Members and their families were invited to be added to a roll of honour called 'The Order of the Guinea Pig'. For a fee of £10, the member would receive a certificate, a unique pin badge and an entry on the roll of honour.
Certificates were presented to:
Denise Bristow, honouring Kenneth Taylor, who worked tirelessly for the BNTVA and uncovered numerous documents in the National Archives which have helped the BNTVA with their medal campaign.
David Taunt, who was at Operation Dominic and shared a tent with James Owen, the BNTVA chairman's late father.
Visit https://www.bntva.com/order-of-the-guinea-pig to be added to the roll of honour.
A new children's section called 'BNTVA Neutrinos' was also presented which allows children aged under 16 to join the Association. Later in the evening, Elinor McDade was presented with her certificate and membership card.
Visit https://www.bntvaneutrinos.com/ for full details.
The conference closed, and a gala dinner was held, with the Deputy Lord Lieutenant and his wife of Worcestershire as guests of honour.

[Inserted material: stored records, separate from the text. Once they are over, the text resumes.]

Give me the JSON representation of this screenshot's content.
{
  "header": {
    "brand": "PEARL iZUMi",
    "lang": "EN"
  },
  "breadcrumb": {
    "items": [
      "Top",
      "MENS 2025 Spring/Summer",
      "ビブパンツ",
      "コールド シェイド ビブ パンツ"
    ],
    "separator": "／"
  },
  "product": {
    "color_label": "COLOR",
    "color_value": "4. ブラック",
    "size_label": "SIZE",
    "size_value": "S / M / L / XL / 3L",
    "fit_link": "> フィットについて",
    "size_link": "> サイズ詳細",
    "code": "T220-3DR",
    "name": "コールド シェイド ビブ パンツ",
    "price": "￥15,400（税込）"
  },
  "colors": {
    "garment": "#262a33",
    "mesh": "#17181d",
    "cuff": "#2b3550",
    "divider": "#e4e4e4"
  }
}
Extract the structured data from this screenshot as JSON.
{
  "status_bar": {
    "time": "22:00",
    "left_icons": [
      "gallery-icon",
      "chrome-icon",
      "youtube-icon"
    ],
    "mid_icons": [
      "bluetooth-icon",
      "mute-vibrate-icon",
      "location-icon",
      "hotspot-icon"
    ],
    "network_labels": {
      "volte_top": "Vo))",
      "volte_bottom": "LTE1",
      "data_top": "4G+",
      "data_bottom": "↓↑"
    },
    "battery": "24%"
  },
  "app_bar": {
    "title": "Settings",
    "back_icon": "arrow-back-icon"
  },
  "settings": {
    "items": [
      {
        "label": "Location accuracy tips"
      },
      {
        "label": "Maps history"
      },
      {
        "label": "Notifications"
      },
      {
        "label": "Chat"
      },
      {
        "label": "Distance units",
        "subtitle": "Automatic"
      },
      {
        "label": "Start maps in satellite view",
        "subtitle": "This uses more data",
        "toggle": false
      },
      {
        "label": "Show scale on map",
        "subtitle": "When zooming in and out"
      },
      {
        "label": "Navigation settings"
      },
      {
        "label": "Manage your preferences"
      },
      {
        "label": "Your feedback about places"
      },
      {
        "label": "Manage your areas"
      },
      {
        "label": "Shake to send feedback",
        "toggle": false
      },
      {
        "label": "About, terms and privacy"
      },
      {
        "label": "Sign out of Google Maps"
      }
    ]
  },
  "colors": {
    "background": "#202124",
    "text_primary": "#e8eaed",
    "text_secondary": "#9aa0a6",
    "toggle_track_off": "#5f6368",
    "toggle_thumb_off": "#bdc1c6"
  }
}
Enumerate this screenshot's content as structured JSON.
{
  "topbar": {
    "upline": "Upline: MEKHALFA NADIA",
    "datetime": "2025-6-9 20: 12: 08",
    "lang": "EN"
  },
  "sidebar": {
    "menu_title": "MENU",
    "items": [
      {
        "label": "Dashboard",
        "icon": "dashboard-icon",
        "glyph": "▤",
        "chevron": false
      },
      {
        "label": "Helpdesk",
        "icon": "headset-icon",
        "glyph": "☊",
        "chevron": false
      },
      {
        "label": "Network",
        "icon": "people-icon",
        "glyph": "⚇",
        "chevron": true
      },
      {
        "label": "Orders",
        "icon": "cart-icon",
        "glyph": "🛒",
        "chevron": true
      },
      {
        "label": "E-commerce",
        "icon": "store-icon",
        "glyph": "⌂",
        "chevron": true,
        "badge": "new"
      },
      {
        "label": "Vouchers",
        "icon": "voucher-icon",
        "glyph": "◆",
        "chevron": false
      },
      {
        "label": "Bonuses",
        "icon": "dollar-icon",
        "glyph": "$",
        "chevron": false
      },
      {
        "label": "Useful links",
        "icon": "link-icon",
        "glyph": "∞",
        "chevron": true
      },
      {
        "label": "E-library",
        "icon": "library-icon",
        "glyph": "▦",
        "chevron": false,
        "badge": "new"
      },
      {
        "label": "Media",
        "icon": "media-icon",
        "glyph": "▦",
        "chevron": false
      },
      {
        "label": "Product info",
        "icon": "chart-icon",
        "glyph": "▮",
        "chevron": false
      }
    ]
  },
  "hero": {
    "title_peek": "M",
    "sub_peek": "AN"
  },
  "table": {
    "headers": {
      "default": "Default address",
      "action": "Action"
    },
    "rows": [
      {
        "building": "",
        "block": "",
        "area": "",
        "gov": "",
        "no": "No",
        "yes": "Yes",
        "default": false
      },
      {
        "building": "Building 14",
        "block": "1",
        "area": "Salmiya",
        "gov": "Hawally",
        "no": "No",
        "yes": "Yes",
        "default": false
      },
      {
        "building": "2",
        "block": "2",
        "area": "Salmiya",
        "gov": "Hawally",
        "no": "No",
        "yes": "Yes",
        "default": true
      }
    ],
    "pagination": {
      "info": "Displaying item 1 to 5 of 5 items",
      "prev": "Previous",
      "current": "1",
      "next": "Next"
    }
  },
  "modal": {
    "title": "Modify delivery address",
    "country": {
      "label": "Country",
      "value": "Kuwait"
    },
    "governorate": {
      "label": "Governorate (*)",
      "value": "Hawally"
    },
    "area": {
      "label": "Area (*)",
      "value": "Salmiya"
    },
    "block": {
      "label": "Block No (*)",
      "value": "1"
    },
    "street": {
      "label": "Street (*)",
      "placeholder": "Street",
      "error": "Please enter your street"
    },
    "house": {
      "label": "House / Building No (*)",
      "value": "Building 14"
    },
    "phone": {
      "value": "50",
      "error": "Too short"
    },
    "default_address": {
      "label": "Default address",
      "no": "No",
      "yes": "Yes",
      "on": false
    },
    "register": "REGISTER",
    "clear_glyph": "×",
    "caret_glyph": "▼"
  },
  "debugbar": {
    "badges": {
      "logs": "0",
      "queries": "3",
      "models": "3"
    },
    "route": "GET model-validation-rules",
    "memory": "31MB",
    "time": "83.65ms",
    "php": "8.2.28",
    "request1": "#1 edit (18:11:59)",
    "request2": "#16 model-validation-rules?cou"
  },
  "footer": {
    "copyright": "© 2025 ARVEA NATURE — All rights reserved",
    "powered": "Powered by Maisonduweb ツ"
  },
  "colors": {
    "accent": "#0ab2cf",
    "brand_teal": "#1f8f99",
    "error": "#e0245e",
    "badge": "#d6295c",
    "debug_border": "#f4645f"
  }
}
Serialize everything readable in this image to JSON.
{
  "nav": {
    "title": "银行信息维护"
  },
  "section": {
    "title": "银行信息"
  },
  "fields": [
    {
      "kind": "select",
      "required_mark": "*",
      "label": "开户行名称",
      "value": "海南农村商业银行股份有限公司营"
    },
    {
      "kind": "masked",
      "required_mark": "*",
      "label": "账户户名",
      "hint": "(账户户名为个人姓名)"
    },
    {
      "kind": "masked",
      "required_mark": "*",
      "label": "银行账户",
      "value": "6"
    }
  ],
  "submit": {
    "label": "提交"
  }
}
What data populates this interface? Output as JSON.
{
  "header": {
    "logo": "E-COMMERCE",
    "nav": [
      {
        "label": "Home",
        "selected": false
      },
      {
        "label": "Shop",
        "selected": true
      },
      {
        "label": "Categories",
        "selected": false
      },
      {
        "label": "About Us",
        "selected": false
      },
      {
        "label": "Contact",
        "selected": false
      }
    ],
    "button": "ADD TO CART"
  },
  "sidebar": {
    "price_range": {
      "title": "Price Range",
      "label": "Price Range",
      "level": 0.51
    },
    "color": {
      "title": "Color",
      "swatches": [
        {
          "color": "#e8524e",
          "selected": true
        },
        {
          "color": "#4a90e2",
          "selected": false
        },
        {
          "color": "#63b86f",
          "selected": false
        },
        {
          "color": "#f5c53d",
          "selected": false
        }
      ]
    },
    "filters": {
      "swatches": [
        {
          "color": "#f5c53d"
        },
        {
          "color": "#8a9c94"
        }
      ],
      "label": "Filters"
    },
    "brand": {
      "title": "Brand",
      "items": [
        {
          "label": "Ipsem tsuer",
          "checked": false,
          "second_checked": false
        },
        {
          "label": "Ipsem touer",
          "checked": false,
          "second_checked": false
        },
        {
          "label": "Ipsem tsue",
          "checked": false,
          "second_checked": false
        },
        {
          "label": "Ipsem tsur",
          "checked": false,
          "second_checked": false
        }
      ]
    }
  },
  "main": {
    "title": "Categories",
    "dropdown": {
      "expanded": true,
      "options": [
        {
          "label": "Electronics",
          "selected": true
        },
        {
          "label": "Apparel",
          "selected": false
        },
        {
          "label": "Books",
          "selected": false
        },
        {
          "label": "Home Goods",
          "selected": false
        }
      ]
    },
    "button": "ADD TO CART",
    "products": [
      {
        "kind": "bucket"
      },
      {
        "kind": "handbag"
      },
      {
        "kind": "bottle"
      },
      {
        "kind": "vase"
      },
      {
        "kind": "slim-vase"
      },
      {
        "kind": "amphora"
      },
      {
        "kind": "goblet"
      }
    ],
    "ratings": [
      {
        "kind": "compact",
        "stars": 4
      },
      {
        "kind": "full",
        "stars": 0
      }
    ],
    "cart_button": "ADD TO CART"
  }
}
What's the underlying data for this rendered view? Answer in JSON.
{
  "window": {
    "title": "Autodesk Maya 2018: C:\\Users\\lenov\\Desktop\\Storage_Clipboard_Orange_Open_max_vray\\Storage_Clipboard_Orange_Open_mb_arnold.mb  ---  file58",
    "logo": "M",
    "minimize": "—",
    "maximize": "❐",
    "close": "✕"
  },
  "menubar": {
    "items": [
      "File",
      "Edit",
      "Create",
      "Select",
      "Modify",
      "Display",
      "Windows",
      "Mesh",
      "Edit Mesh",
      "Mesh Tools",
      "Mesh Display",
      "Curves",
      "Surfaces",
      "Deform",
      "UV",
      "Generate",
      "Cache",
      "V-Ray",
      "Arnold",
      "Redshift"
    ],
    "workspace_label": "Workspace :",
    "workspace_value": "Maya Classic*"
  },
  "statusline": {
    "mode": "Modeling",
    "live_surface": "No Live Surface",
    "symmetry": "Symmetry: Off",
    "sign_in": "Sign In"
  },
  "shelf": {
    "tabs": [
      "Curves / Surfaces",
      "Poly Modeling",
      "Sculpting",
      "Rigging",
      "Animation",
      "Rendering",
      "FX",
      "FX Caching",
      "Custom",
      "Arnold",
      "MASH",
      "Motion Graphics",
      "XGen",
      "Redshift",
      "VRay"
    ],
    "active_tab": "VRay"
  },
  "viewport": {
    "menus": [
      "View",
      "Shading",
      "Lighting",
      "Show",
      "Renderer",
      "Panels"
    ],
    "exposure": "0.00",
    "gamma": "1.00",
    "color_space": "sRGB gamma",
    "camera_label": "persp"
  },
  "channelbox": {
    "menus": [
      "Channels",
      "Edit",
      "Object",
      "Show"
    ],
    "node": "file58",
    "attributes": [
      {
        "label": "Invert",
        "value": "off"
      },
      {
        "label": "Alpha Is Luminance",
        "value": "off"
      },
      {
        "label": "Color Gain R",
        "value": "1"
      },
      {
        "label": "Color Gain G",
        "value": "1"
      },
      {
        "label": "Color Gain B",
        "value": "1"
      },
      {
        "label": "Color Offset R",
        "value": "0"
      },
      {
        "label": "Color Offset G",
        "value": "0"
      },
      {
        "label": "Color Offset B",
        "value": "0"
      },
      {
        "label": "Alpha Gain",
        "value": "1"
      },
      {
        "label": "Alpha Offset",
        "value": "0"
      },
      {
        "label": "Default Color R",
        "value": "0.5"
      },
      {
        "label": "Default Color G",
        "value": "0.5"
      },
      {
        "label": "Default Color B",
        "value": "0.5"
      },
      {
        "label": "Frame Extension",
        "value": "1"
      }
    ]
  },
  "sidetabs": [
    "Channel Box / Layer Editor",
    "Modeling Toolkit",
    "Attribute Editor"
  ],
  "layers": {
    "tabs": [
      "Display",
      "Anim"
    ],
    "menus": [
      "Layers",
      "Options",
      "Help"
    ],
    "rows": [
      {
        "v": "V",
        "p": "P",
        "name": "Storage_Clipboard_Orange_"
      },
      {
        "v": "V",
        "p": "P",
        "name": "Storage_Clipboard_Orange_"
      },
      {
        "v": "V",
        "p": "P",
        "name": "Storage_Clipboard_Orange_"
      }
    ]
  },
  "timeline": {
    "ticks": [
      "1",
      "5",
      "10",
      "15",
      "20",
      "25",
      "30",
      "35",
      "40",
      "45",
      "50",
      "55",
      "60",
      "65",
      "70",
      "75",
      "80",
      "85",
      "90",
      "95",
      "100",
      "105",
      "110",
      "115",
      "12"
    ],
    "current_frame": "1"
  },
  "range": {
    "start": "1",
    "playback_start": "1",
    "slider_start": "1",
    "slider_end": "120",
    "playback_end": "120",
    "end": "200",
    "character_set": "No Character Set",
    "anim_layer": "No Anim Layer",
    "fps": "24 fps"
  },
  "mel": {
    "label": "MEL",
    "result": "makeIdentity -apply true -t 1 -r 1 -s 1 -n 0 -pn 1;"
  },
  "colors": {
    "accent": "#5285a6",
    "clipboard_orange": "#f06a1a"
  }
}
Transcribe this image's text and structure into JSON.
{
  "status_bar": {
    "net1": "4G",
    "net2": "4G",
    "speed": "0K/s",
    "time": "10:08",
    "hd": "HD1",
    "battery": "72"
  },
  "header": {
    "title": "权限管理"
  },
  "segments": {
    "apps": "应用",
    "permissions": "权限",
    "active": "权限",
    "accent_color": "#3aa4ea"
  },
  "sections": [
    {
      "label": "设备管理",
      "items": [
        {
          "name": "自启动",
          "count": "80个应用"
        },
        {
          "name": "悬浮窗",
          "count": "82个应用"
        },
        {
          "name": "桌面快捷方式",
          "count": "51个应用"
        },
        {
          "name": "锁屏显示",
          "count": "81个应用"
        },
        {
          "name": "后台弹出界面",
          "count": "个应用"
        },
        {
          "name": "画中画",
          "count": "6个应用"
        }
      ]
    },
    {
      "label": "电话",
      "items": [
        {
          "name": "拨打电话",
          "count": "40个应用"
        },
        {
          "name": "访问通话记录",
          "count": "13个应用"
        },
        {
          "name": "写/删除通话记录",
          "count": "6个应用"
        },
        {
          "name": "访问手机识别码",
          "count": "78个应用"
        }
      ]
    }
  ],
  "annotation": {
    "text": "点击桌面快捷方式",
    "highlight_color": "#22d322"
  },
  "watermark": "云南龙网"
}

Before the dinner, Cordelia Walsh and Krista Dixon of Kiribati Tungaru Association performed a traditional dance.
This was followed by an auction, a raffle and dancing to music provided by Rio, who are a trio from Bristol who also preformed for the Veterans at the All Tests Reunion at Weston Super Mare.
On display from Wesley Perrimann who is a descendant were memorabilia from the testing program. which brought back memories for the Veterans.
The BNTVA Board should be congratulated for a great conference and the speakers from across the world should also be thanked for supporting Nuclear Veterans worldwide and travelling such great distances.
We need more collaboration to ensure that the Nuclear Veterans across the world are not forgotten, there is some much research and good work being performed across the world, the whole world needs to see the damage caused by the tests, both physical, mental and emotional.
If government officials are reading this blog, the Nuclear Veterans organisations across the world are stronger than ever, their voice is reaching more people and their descendants are now stepping forward to continue their fathers campaign.